If youâ€™re out and about on the east side in Collinwood, youâ€™re just steps away from the renowned Beachland Ballroom and Tavern. Donâ€™t let the name fool you, itâ€™s not as swanky as it sounds â€” in fact, the two venues are arguably the coziest in town. But if you feel too far from the action in the ballroom, or too intimately placed in the tavern, follow the arrow saying “This Way Out.” You’ll find yourself miraculously among a few small racks of specially-selected vintage clothing and accessories. This place has it all.
Film buffs, you’ll be happy to know that Cleveland has a place for you, too.

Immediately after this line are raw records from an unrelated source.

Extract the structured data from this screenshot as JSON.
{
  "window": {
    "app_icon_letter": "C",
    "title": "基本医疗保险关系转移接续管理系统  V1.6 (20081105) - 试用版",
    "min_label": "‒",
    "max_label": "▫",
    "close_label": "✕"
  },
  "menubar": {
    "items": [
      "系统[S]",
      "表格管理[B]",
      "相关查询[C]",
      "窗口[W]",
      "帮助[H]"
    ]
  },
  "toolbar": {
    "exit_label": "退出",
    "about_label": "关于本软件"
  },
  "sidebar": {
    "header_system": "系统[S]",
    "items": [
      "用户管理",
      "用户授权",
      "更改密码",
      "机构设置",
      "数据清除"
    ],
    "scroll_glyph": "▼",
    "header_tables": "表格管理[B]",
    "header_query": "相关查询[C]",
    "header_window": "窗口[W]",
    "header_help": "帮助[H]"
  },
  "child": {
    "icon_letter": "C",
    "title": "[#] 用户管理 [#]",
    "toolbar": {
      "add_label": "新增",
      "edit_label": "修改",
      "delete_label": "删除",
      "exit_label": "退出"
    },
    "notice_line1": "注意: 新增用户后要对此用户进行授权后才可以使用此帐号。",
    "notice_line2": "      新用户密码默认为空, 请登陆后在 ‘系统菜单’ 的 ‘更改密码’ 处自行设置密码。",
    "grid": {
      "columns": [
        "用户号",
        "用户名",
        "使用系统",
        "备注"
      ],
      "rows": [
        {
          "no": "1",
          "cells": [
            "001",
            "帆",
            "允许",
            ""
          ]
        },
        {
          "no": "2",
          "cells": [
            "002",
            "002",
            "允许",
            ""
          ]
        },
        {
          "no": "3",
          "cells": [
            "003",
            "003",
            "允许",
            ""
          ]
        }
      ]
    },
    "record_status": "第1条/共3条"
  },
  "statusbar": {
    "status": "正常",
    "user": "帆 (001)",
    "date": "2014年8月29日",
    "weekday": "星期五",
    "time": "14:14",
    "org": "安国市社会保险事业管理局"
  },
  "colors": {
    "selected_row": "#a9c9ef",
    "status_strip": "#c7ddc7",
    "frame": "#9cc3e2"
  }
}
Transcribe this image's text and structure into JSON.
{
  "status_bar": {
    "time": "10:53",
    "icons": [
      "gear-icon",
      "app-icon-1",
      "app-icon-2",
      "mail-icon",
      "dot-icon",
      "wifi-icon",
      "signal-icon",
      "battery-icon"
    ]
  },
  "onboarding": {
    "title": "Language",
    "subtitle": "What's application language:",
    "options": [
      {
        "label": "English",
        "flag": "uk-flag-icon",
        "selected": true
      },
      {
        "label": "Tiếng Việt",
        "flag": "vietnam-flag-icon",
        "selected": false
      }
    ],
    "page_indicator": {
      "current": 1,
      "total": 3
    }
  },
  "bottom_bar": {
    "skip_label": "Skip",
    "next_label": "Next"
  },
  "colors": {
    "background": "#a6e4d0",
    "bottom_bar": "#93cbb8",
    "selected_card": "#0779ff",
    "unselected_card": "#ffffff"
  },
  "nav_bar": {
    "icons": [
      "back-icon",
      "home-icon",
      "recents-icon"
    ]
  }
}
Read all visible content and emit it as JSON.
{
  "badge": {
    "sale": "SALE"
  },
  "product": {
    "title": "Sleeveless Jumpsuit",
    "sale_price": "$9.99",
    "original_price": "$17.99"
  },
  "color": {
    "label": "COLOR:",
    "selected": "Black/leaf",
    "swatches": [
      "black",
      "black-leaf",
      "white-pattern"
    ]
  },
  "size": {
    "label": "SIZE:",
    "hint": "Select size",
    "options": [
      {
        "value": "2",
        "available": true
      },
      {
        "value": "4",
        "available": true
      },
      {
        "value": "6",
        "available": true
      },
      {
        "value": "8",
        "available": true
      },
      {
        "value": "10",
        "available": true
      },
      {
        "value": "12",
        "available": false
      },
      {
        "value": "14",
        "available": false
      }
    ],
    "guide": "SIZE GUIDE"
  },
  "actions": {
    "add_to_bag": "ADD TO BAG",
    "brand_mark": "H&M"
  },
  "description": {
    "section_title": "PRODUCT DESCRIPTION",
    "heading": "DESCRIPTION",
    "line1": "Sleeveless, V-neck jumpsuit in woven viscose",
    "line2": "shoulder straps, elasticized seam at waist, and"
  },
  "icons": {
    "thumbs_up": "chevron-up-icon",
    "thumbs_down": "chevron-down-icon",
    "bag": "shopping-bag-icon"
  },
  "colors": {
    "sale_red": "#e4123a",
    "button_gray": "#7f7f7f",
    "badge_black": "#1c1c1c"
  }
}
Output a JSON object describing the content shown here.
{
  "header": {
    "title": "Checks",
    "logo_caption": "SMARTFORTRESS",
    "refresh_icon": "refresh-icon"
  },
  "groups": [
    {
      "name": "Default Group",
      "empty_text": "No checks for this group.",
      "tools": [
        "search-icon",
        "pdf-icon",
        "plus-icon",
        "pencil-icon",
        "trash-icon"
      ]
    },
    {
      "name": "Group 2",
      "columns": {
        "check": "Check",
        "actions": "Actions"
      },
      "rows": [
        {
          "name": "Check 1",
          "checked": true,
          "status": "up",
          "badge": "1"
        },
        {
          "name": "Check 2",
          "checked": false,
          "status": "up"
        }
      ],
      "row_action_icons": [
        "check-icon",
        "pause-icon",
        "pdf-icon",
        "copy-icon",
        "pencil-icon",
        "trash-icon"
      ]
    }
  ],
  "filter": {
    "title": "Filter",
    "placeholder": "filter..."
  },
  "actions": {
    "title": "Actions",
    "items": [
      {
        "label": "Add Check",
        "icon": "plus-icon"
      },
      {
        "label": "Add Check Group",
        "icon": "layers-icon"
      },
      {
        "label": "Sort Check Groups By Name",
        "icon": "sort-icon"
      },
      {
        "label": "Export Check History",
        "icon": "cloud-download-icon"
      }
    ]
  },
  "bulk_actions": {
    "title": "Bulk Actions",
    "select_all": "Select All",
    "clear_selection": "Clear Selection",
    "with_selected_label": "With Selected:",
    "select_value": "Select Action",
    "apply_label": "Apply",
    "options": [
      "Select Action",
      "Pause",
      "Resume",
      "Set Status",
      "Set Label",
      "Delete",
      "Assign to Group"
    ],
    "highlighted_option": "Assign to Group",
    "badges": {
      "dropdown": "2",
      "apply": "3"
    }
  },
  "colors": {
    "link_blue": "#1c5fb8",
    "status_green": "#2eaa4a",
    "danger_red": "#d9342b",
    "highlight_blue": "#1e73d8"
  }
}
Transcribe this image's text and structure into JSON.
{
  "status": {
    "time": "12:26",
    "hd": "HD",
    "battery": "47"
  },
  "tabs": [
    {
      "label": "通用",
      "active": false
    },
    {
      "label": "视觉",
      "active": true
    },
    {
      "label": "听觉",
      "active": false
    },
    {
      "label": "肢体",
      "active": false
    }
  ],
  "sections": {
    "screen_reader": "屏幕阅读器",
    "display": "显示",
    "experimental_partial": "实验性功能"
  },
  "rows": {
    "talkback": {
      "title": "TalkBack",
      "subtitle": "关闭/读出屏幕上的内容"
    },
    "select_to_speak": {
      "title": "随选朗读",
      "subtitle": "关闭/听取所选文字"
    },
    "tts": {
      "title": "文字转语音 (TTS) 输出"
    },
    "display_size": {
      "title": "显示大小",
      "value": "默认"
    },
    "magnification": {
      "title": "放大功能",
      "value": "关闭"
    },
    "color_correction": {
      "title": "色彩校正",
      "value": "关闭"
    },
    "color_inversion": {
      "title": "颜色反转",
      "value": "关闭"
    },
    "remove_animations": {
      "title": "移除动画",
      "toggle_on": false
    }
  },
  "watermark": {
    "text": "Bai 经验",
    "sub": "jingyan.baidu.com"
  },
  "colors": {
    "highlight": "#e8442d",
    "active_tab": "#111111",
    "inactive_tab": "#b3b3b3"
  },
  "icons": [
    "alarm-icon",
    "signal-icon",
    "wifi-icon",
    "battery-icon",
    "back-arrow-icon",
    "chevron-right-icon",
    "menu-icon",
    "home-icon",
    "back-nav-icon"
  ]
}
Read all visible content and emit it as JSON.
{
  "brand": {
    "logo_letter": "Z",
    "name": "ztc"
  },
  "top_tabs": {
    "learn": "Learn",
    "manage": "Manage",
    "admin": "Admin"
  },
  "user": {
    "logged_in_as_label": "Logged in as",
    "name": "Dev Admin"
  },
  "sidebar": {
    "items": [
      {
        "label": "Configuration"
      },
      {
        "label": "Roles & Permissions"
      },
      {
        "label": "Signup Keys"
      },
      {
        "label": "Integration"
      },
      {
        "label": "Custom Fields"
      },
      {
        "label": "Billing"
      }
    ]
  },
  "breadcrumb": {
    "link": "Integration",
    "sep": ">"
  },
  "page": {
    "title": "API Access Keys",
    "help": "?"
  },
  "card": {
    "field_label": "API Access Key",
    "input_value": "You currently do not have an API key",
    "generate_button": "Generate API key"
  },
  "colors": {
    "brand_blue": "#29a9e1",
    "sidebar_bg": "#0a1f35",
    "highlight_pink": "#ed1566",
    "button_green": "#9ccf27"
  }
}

The Cedar Lee and Shaker Square Cinema are two of the best spots to catch a good art flick â€” in fact, theyâ€™re the only two. Yes, art house tickets are a bit pricier, but with half-priced happy hour drinks and five-dollar bargain Monday deals, these priceless commodities are sure to make you love every minute at the movies.
Cheap rent means one thing for thrifty Clevelanders: cheap vintage. From Flower Child to Suite Lorain, warehouses and rehabbed bowling alleys are stocked to maximum capacity with Peter Pan collars, poor boy hats, petticoats, you name it. Just be sure to set aside at least four three to four hours to sift through the endless racks, because youâ€™ll be hard-pressed to find more reasonable, reliable vintage garments.
If you’re out by the Beachland before a show, make sure to pop in and check out the latest releases at Music Saves. On the right night, you just might catch a stripped-down set with whoever is on the bill next door. If youâ€™ve got all the music you need, ask co-owners Melanie or Kevin where you can find the buzz-worthy designs from Clevelandâ€™s hottest entrepreneur of the moment, Kristen Billings. Buzz Buzz Designs might not have its own store yet, but considering Clevelandâ€™s love of the co-op, youâ€™ll be sure to find some of her recycled vintage pieces while perusing through the gallery scene.